* **TO DO**: Each line of the data below that includes the string "JSON" must be copied.

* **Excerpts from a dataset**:
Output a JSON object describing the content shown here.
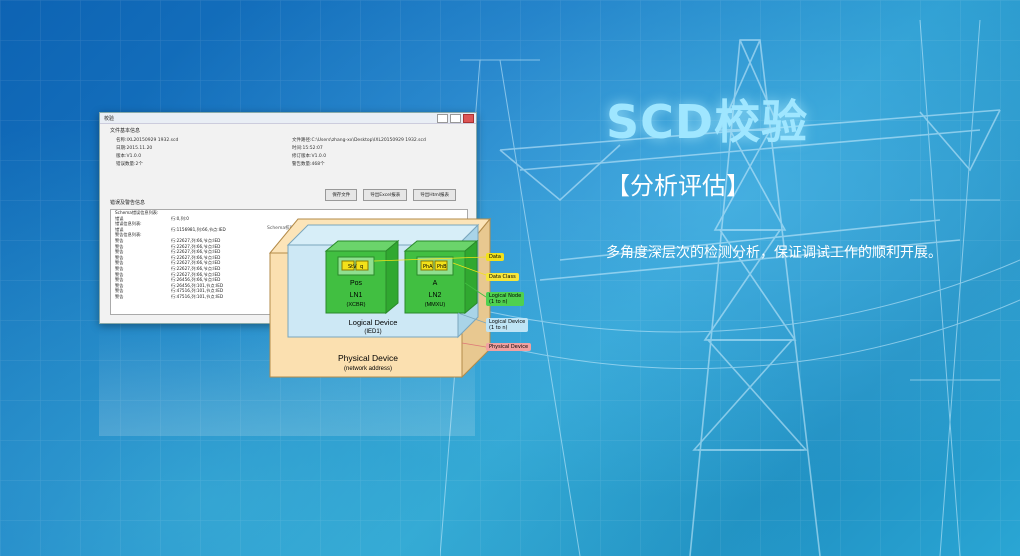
{
  "header": {
    "title": "SCD校验",
    "subtitle": "【分析评估】",
    "description": "多角度深层次的检测分析，保证调试工作的顺利开展。"
  },
  "window": {
    "title": "校验",
    "file_info_heading": "文件基本信息",
    "left_fields": [
      {
        "label": "名称:",
        "value": "IXL20150929 1932.scd"
      },
      {
        "label": "日期:",
        "value": "2015.11.20"
      },
      {
        "label": "版本:",
        "value": "V1.0.0"
      },
      {
        "label": "错误数量:",
        "value": "2个"
      }
    ],
    "right_fields": [
      {
        "label": "文件路径:",
        "value": "C:\\Users\\zhang-xx\\Desktop\\IXL20150929 1932.scd"
      },
      {
        "label": "时间:",
        "value": "15:52:07"
      },
      {
        "label": "修订版本:",
        "value": "V1.0.0"
      },
      {
        "label": "警告数量:",
        "value": "468个"
      }
    ],
    "buttons": [
      "保存文件",
      "导出Excel报表",
      "导出Html报表"
    ],
    "error_heading": "错误及警告信息",
    "error_rows": [
      {
        "type": "Schema错误信息列表:",
        "msg": ""
      },
      {
        "type": "错误",
        "msg": "行:0,列:0"
      },
      {
        "type": "错误信息列表:",
        "msg": ""
      },
      {
        "type": "错误",
        "msg": "行:1156981,列:66,节点:IED"
      },
      {
        "type": "警告信息列表:",
        "msg": ""
      },
      {
        "type": "警告",
        "msg": "行:22627,列:66,节点:IED"
      },
      {
        "type": "警告",
        "msg": "行:22627,列:66,节点:IED"
      },
      {
        "type": "警告",
        "msg": "行:22627,列:66,节点:IED"
      },
      {
        "type": "警告",
        "msg": "行:22627,列:66,节点:IED"
      },
      {
        "type": "警告",
        "msg": "行:22627,列:66,节点:IED"
      },
      {
        "type": "警告",
        "msg": "行:22627,列:66,节点:IED"
      },
      {
        "type": "警告",
        "msg": "行:22627,列:66,节点:IED"
      },
      {
        "type": "警告",
        "msg": "行:26456,列:66,节点:IED"
      },
      {
        "type": "警告",
        "msg": "行:26456,列:101,节点:IED"
      },
      {
        "type": "警告",
        "msg": "行:47516,列:101,节点:IED"
      },
      {
        "type": "警告",
        "msg": "行:47516,列:101,节点:IED"
      }
    ],
    "schema_note": "Schema校验信息"
  },
  "diagram": {
    "physical_device": "Physical Device",
    "physical_device_sub": "(network address)",
    "logical_device": "Logical Device",
    "logical_device_sub": "(IED1)",
    "ln1_name": "Pos",
    "ln1_label": "LN1",
    "ln1_sub": "(XCBR)",
    "ln1_data": [
      "StV",
      "q"
    ],
    "ln2_name": "A",
    "ln2_label": "LN2",
    "ln2_sub": "(MMXU)",
    "ln2_data": [
      "PhA",
      "PhB"
    ],
    "tags": [
      {
        "text": "Data",
        "color": "#f3e11a"
      },
      {
        "text": "Data Class",
        "color": "#f7e63a"
      },
      {
        "text": "Logical Node",
        "color": "#4fd14f"
      },
      {
        "text": "(1 to n)",
        "color": "#4fd14f"
      },
      {
        "text": "Logical Device",
        "color": "#bfe4f5"
      },
      {
        "text": "(1 to n)",
        "color": "#bfe4f5"
      },
      {
        "text": "Physical Device",
        "color": "#f2a1a1"
      }
    ]
  }
}
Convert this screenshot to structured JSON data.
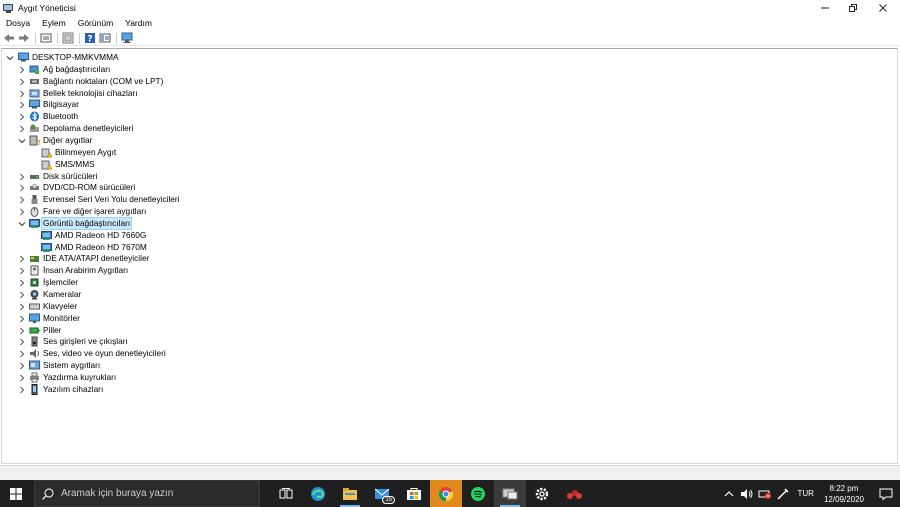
{
  "window": {
    "title": "Aygıt Yöneticisi",
    "controls": [
      "minimize",
      "restore",
      "close"
    ]
  },
  "menu": [
    "Dosya",
    "Eylem",
    "Görünüm",
    "Yardım"
  ],
  "toolbar": {
    "buttons": [
      "back-arrow-icon",
      "forward-arrow-icon",
      "properties-icon",
      "update-driver-icon",
      "help-icon",
      "view-icon",
      "monitor-icon"
    ]
  },
  "tree": {
    "root": "DESKTOP-MMKVMMA",
    "nodes": [
      {
        "label": "Ağ bağdaştırıcıları",
        "icon": "network-adapter-icon",
        "expanded": false,
        "level": 1
      },
      {
        "label": "Bağlantı noktaları (COM ve LPT)",
        "icon": "port-icon",
        "expanded": false,
        "level": 1
      },
      {
        "label": "Bellek teknolojisi cihazları",
        "icon": "memory-tech-icon",
        "expanded": false,
        "level": 1
      },
      {
        "label": "Bilgisayar",
        "icon": "computer-icon",
        "expanded": false,
        "level": 1
      },
      {
        "label": "Bluetooth",
        "icon": "bluetooth-icon",
        "expanded": false,
        "level": 1
      },
      {
        "label": "Depolama denetleyicileri",
        "icon": "storage-controller-icon",
        "expanded": false,
        "level": 1
      },
      {
        "label": "Diğer aygıtlar",
        "icon": "other-devices-icon",
        "expanded": true,
        "level": 1
      },
      {
        "label": "Bilinmeyen Aygıt",
        "icon": "unknown-device-icon",
        "level": 2
      },
      {
        "label": "SMS/MMS",
        "icon": "unknown-device-icon",
        "level": 2
      },
      {
        "label": "Disk sürücüleri",
        "icon": "disk-drive-icon",
        "expanded": false,
        "level": 1
      },
      {
        "label": "DVD/CD-ROM sürücüleri",
        "icon": "dvd-drive-icon",
        "expanded": false,
        "level": 1
      },
      {
        "label": "Evrensel Seri Veri Yolu denetleyicileri",
        "icon": "usb-icon",
        "expanded": false,
        "level": 1
      },
      {
        "label": "Fare ve diğer işaret aygıtları",
        "icon": "mouse-icon",
        "expanded": false,
        "level": 1
      },
      {
        "label": "Görüntü bağdaştırıcıları",
        "icon": "display-adapter-icon",
        "expanded": true,
        "level": 1,
        "selected": true
      },
      {
        "label": "AMD Radeon HD 7660G",
        "icon": "display-adapter-icon",
        "level": 2
      },
      {
        "label": "AMD Radeon HD 7670M",
        "icon": "display-adapter-icon",
        "level": 2
      },
      {
        "label": "IDE ATA/ATAPI denetleyiciler",
        "icon": "ide-controller-icon",
        "expanded": false,
        "level": 1
      },
      {
        "label": "İnsan Arabirim Aygıtları",
        "icon": "hid-icon",
        "expanded": false,
        "level": 1
      },
      {
        "label": "İşlemciler",
        "icon": "processor-icon",
        "expanded": false,
        "level": 1
      },
      {
        "label": "Kameralar",
        "icon": "camera-icon",
        "expanded": false,
        "level": 1
      },
      {
        "label": "Klavyeler",
        "icon": "keyboard-icon",
        "expanded": false,
        "level": 1
      },
      {
        "label": "Monitörler",
        "icon": "monitor-icon",
        "expanded": false,
        "level": 1
      },
      {
        "label": "Piller",
        "icon": "battery-icon",
        "expanded": false,
        "level": 1
      },
      {
        "label": "Ses girişleri ve çıkışları",
        "icon": "audio-io-icon",
        "expanded": false,
        "level": 1
      },
      {
        "label": "Ses, video ve oyun denetleyicileri",
        "icon": "sound-controller-icon",
        "expanded": false,
        "level": 1
      },
      {
        "label": "Sistem aygıtları",
        "icon": "system-devices-icon",
        "expanded": false,
        "level": 1
      },
      {
        "label": "Yazdırma kuyrukları",
        "icon": "printer-icon",
        "expanded": false,
        "level": 1
      },
      {
        "label": "Yazılım cihazları",
        "icon": "software-device-icon",
        "expanded": false,
        "level": 1
      }
    ]
  },
  "taskbar": {
    "search_placeholder": "Aramak için buraya yazın",
    "apps": [
      "task-view-icon",
      "edge-icon",
      "file-explorer-icon",
      "mail-icon",
      "store-icon",
      "chrome-icon",
      "spotify-icon",
      "device-manager-icon",
      "settings-icon",
      "paint-icon"
    ],
    "mail_badge": "15",
    "language": "TUR",
    "time": "8:22 pm",
    "date": "12/09/2020"
  },
  "colors": {
    "selection": "#cce8ff",
    "taskbar": "#1f1f1f",
    "accent": "#76b9ed"
  }
}
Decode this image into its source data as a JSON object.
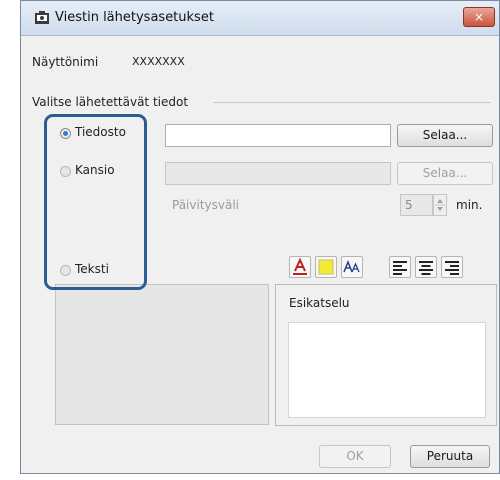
{
  "window": {
    "title": "Viestin lähetysasetukset",
    "close_label": "×"
  },
  "display_name": {
    "label": "Näyttönimi",
    "value": "XXXXXXX"
  },
  "section_label": "Valitse lähetettävät tiedot",
  "options": {
    "file": {
      "label": "Tiedosto",
      "browse": "Selaa..."
    },
    "folder": {
      "label": "Kansio",
      "browse": "Selaa..."
    },
    "text": {
      "label": "Teksti"
    }
  },
  "update_interval": {
    "label": "Päivitysväli",
    "value": "5",
    "unit": "min."
  },
  "preview": {
    "label": "Esikatselu"
  },
  "buttons": {
    "ok": "OK",
    "cancel": "Peruuta"
  },
  "colors": {
    "highlight": "#2b5d93",
    "close_button": "#c8553e",
    "selected_radio": "#2e7bd8"
  }
}
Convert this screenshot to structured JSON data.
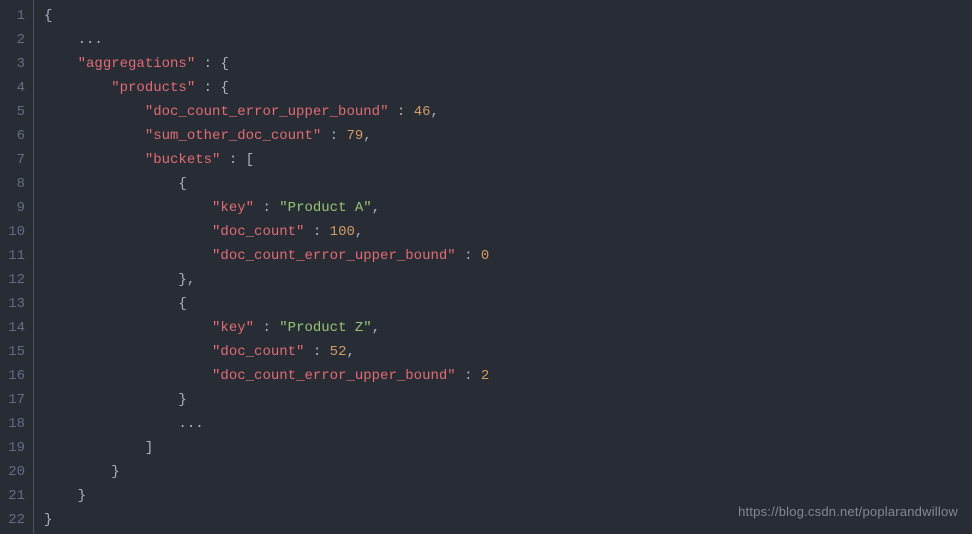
{
  "lineCount": 22,
  "watermark": "https://blog.csdn.net/poplarandwillow",
  "lines": {
    "l1": [
      [
        "p",
        "{"
      ]
    ],
    "l2": [
      [
        "p",
        "    ..."
      ]
    ],
    "l3": [
      [
        "p",
        "    "
      ],
      [
        "k",
        "\"aggregations\""
      ],
      [
        "p",
        " : {"
      ]
    ],
    "l4": [
      [
        "p",
        "        "
      ],
      [
        "k",
        "\"products\""
      ],
      [
        "p",
        " : {"
      ]
    ],
    "l5": [
      [
        "p",
        "            "
      ],
      [
        "k",
        "\"doc_count_error_upper_bound\""
      ],
      [
        "p",
        " : "
      ],
      [
        "n",
        "46"
      ],
      [
        "p",
        ","
      ]
    ],
    "l6": [
      [
        "p",
        "            "
      ],
      [
        "k",
        "\"sum_other_doc_count\""
      ],
      [
        "p",
        " : "
      ],
      [
        "n",
        "79"
      ],
      [
        "p",
        ","
      ]
    ],
    "l7": [
      [
        "p",
        "            "
      ],
      [
        "k",
        "\"buckets\""
      ],
      [
        "p",
        " : ["
      ]
    ],
    "l8": [
      [
        "p",
        "                {"
      ]
    ],
    "l9": [
      [
        "p",
        "                    "
      ],
      [
        "k",
        "\"key\""
      ],
      [
        "p",
        " : "
      ],
      [
        "s",
        "\"Product A\""
      ],
      [
        "p",
        ","
      ]
    ],
    "l10": [
      [
        "p",
        "                    "
      ],
      [
        "k",
        "\"doc_count\""
      ],
      [
        "p",
        " : "
      ],
      [
        "n",
        "100"
      ],
      [
        "p",
        ","
      ]
    ],
    "l11": [
      [
        "p",
        "                    "
      ],
      [
        "k",
        "\"doc_count_error_upper_bound\""
      ],
      [
        "p",
        " : "
      ],
      [
        "n",
        "0"
      ]
    ],
    "l12": [
      [
        "p",
        "                },"
      ]
    ],
    "l13": [
      [
        "p",
        "                {"
      ]
    ],
    "l14": [
      [
        "p",
        "                    "
      ],
      [
        "k",
        "\"key\""
      ],
      [
        "p",
        " : "
      ],
      [
        "s",
        "\"Product Z\""
      ],
      [
        "p",
        ","
      ]
    ],
    "l15": [
      [
        "p",
        "                    "
      ],
      [
        "k",
        "\"doc_count\""
      ],
      [
        "p",
        " : "
      ],
      [
        "n",
        "52"
      ],
      [
        "p",
        ","
      ]
    ],
    "l16": [
      [
        "p",
        "                    "
      ],
      [
        "k",
        "\"doc_count_error_upper_bound\""
      ],
      [
        "p",
        " : "
      ],
      [
        "n",
        "2"
      ]
    ],
    "l17": [
      [
        "p",
        "                }"
      ]
    ],
    "l18": [
      [
        "p",
        "                ..."
      ]
    ],
    "l19": [
      [
        "p",
        "            ]"
      ]
    ],
    "l20": [
      [
        "p",
        "        }"
      ]
    ],
    "l21": [
      [
        "p",
        "    }"
      ]
    ],
    "l22": [
      [
        "p",
        "}"
      ]
    ]
  }
}
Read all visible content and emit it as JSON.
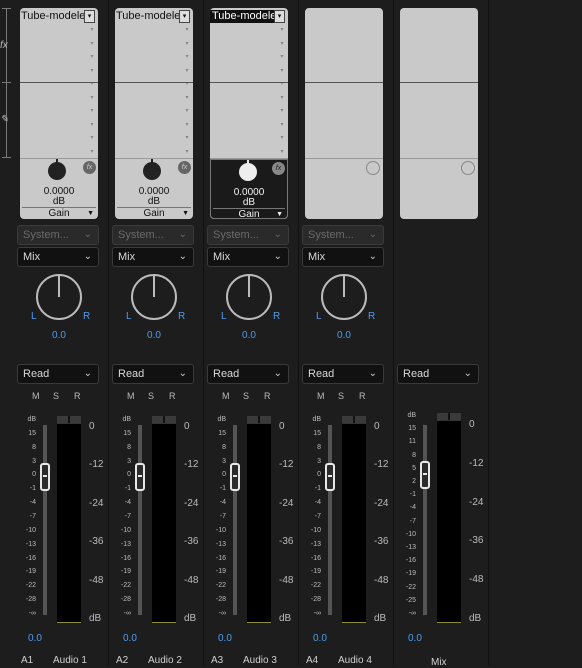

* **EXPECTED ANSWER**:
Output a JSON object describing the content shown here.
Convert this screenshot to structured JSON data.
Decode this image into its source data as a JSON object.
Convert this screenshot to structured JSON data.
Read all visible content and emit it as JSON.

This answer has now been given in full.